Sex and your Daughter – How to talk about it.

A lot has changed when it comes to talking about sex with our children – especially when it comes to talking to girls. Young women today are so exposed to sex and sexuality at a much younger age, through social media, movies, and the internet in general. Times have changed when it comes to sex in general, and the conversation has to be adapted as well. 

You have to be able to speak to your kids in a meaningful way when it comes to having these conversations about sex. The attitude of not wanting to talk about it can be dangerous and toxic, and definitely doesn’t help young women who will learn about it regardless. Allowing engaging conversation that directs and guides on this topic can make a huge difference in their overall development. There’s a generation gap that has to be overcome in order to be successful.

Most girls have an icon they look up to – whether it’s an actress, pop star, or an influencer on Instagram. Lyrics and movies are often extremely suggestive – as are the dances in the music videos that go with these songs. Sexual culture is all over, and it creates and odd message for young women with screens in front of them. They may not feel ready for sex, but they see what these stars are doing and saying, which creates doubt and confusion about how they feel. This can almost be degrading in some ways.

As a parent, what can you do to overcome this?

Confront the sexual culture and talk about it. Give open and honest opinions about what you think is ok and what isn’t.

Talk about what sexy means to you, and what an acceptable way to present themselves is, but don’t close off questions and the desire to learn about why these images are so prevalent.

When your girls are watching sexually charged movies or videos, ask them what they think about it and why they enjoy seeing it. Then share what you think, and keep it cool. Don’t get heated if you dislike it. 

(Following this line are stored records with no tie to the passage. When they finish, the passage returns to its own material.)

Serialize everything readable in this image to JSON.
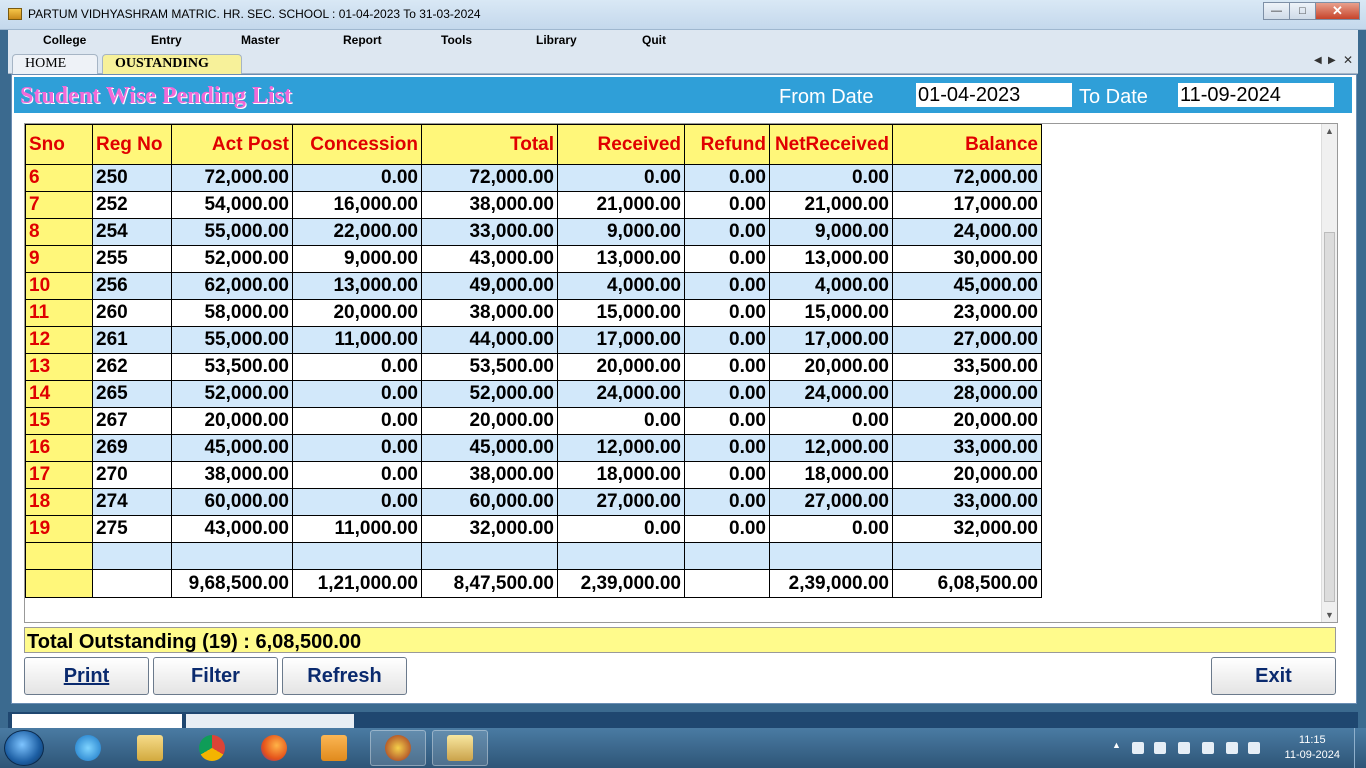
{
  "window": {
    "title": "PARTUM VIDHYASHRAM MATRIC. HR. SEC. SCHOOL  :  01-04-2023 To 31-03-2024"
  },
  "menu": [
    {
      "label": "College"
    },
    {
      "label": "Entry"
    },
    {
      "label": "Master"
    },
    {
      "label": "Report"
    },
    {
      "label": "Tools"
    },
    {
      "label": "Library"
    },
    {
      "label": "Quit"
    }
  ],
  "tabs": {
    "home": "HOME",
    "active": "OUSTANDING"
  },
  "header": {
    "heading": "Student Wise Pending List",
    "from_label": "From Date",
    "from_value": "01-04-2023",
    "to_label": "To Date",
    "to_value": "11-09-2024"
  },
  "table": {
    "columns": [
      "Sno",
      "Reg No",
      "Act Post",
      "Concession",
      "Total",
      "Received",
      "Refund",
      "NetReceived",
      "Balance"
    ],
    "rows": [
      [
        "6",
        "250",
        "72,000.00",
        "0.00",
        "72,000.00",
        "0.00",
        "0.00",
        "0.00",
        "72,000.00"
      ],
      [
        "7",
        "252",
        "54,000.00",
        "16,000.00",
        "38,000.00",
        "21,000.00",
        "0.00",
        "21,000.00",
        "17,000.00"
      ],
      [
        "8",
        "254",
        "55,000.00",
        "22,000.00",
        "33,000.00",
        "9,000.00",
        "0.00",
        "9,000.00",
        "24,000.00"
      ],
      [
        "9",
        "255",
        "52,000.00",
        "9,000.00",
        "43,000.00",
        "13,000.00",
        "0.00",
        "13,000.00",
        "30,000.00"
      ],
      [
        "10",
        "256",
        "62,000.00",
        "13,000.00",
        "49,000.00",
        "4,000.00",
        "0.00",
        "4,000.00",
        "45,000.00"
      ],
      [
        "11",
        "260",
        "58,000.00",
        "20,000.00",
        "38,000.00",
        "15,000.00",
        "0.00",
        "15,000.00",
        "23,000.00"
      ],
      [
        "12",
        "261",
        "55,000.00",
        "11,000.00",
        "44,000.00",
        "17,000.00",
        "0.00",
        "17,000.00",
        "27,000.00"
      ],
      [
        "13",
        "262",
        "53,500.00",
        "0.00",
        "53,500.00",
        "20,000.00",
        "0.00",
        "20,000.00",
        "33,500.00"
      ],
      [
        "14",
        "265",
        "52,000.00",
        "0.00",
        "52,000.00",
        "24,000.00",
        "0.00",
        "24,000.00",
        "28,000.00"
      ],
      [
        "15",
        "267",
        "20,000.00",
        "0.00",
        "20,000.00",
        "0.00",
        "0.00",
        "0.00",
        "20,000.00"
      ],
      [
        "16",
        "269",
        "45,000.00",
        "0.00",
        "45,000.00",
        "12,000.00",
        "0.00",
        "12,000.00",
        "33,000.00"
      ],
      [
        "17",
        "270",
        "38,000.00",
        "0.00",
        "38,000.00",
        "18,000.00",
        "0.00",
        "18,000.00",
        "20,000.00"
      ],
      [
        "18",
        "274",
        "60,000.00",
        "0.00",
        "60,000.00",
        "27,000.00",
        "0.00",
        "27,000.00",
        "33,000.00"
      ],
      [
        "19",
        "275",
        "43,000.00",
        "11,000.00",
        "32,000.00",
        "0.00",
        "0.00",
        "0.00",
        "32,000.00"
      ]
    ],
    "totals": [
      "",
      "",
      "9,68,500.00",
      "1,21,000.00",
      "8,47,500.00",
      "2,39,000.00",
      "",
      "2,39,000.00",
      "6,08,500.00"
    ]
  },
  "summary": "Total Outstanding (19) : 6,08,500.00",
  "buttons": {
    "print": "Print",
    "filter": "Filter",
    "refresh": "Refresh",
    "exit": "Exit"
  },
  "taskbar": {
    "time": "11:15",
    "date": "11-09-2024",
    "apps": [
      "internet-explorer-icon",
      "file-explorer-icon",
      "chrome-icon",
      "firefox-icon",
      "media-player-icon",
      "app-icon",
      "school-app-icon"
    ]
  }
}
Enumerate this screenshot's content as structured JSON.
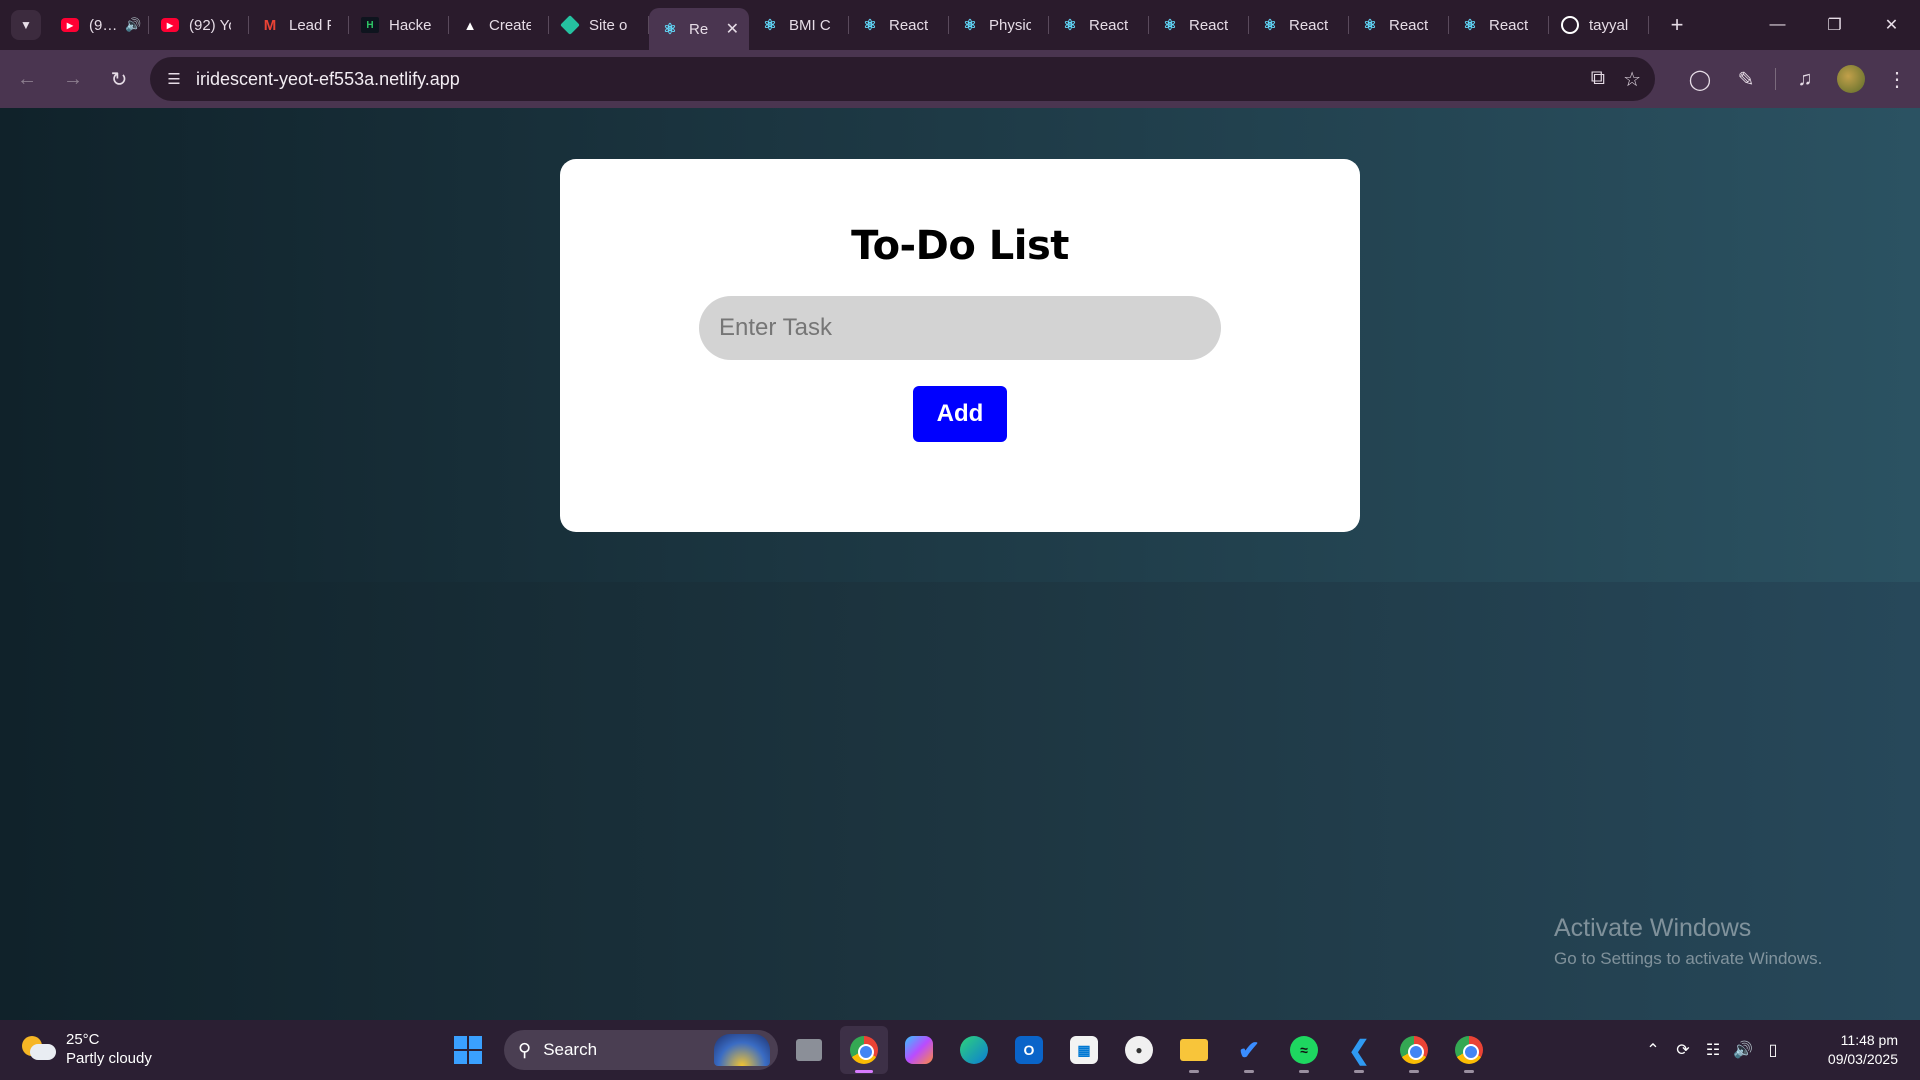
{
  "browser": {
    "tabs": [
      {
        "favicon": "youtube-icon",
        "title": "(9…",
        "audio": true
      },
      {
        "favicon": "youtube-icon",
        "title": "(92) Yo"
      },
      {
        "favicon": "gmail-icon",
        "title": "Lead F"
      },
      {
        "favicon": "hackerrank-icon",
        "title": "Hacke"
      },
      {
        "favicon": "triangle-icon",
        "title": "Create"
      },
      {
        "favicon": "netlify-icon",
        "title": "Site o"
      },
      {
        "favicon": "react-icon",
        "title": "Re",
        "active": true
      },
      {
        "favicon": "react-icon",
        "title": "BMI C"
      },
      {
        "favicon": "react-icon",
        "title": "React"
      },
      {
        "favicon": "react-icon",
        "title": "Physic"
      },
      {
        "favicon": "react-icon",
        "title": "React"
      },
      {
        "favicon": "react-icon",
        "title": "React"
      },
      {
        "favicon": "react-icon",
        "title": "React"
      },
      {
        "favicon": "react-icon",
        "title": "React"
      },
      {
        "favicon": "react-icon",
        "title": "React"
      },
      {
        "favicon": "github-icon",
        "title": "tayyal"
      }
    ],
    "url": "iridescent-yeot-ef553a.netlify.app"
  },
  "app": {
    "title": "To-Do List",
    "input_placeholder": "Enter Task",
    "input_value": "",
    "add_label": "Add"
  },
  "watermark": {
    "title": "Activate Windows",
    "subtitle": "Go to Settings to activate Windows."
  },
  "taskbar": {
    "weather_temp": "25°C",
    "weather_desc": "Partly cloudy",
    "search_label": "Search",
    "time": "11:48 pm",
    "date": "09/03/2025"
  },
  "colors": {
    "chrome_tabbar": "#2a1b2c",
    "chrome_toolbar": "#4a3550",
    "card_bg": "#ffffff",
    "input_bg": "#d3d3d3",
    "add_button": "#0000ff",
    "page_bg_start": "#10222a",
    "page_bg_end": "#2b5262"
  }
}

Girls watch porn just as we adults do. When girls watch these videos, they learn more about sex being an act or performance versus being something you do for pleasure and with emotion. As a parent, there are a few things you can do to alter this mindset. 

Talk to your daughters about sex, their sexuality, and their bodies, and not just the dangers of early sex.

If they ask you a question, answer it honestly and openly. When you become uncomfortable, they feel nervous and ashamed of asking you questions and close themselves off. 

Make sure you show them that you appreciate them asking and that you want to be open with them. 

Talk about pleasure over performance, and be sure they understand that sex is special but also their choice. 

Remind them that sex is emotional and can affect how we feel about ourselves and others. 

Hook ups are very common, and may not be something that we think of as adults. As the sexual conversation changes, that means that we have to be aware of what’s common in their lives. A hook up can be because someone is drunk or sober, or even a friends with benefits relationship – no strings attached.

What can you do?

Talk about how alcohol can reduce your safety and care when it comes to sex.

Talk about casual sex and why you think it can be harm.

Be curious and ask them about hook-ups and what they think without judging them.

Young women also don’t see oral sex as actual sex.

Oral sex is seen as a way to gain popularity and show guys that they’re interesting without actually having sex. This can be super dangerous, including adding risk for sexually transmitted diseases. You have to teach your daughter to say no when she’s not interested, and stand up for themselves and their integrity.

Talk to your daughter about anal and oral sex – the dangers and the positives! Don’t put it in a negative light, because this can cause them to shut down. 

Help them learn to be vocal and say what is and isn’t ok.

Allow them to understand that sex and oral sex is ok, but they aren’t obligated to do it.

They also primarily learn about the dangers of sex, and not the positives. Change the conversation! If all you do is tell them it’s bad, they’ll want to explore it more themselves.

Support healthy conversation by doing the following.

Talk about the pleasures and responsibilities of sex and not just the consequences and dangers of it.

Just being honest with your daughters will make a world of difference. A candid conversation about sex, the positives and the dangers, and what they should look out for will allow for a more trusting and deeper parental bond. These conversations may make you squirm, but think about the benefits you would have received from this conversation at their age. Having open communication, empower them to ask for what they want or need. Help assist them in becoming responsible, thoughtful decision-makers.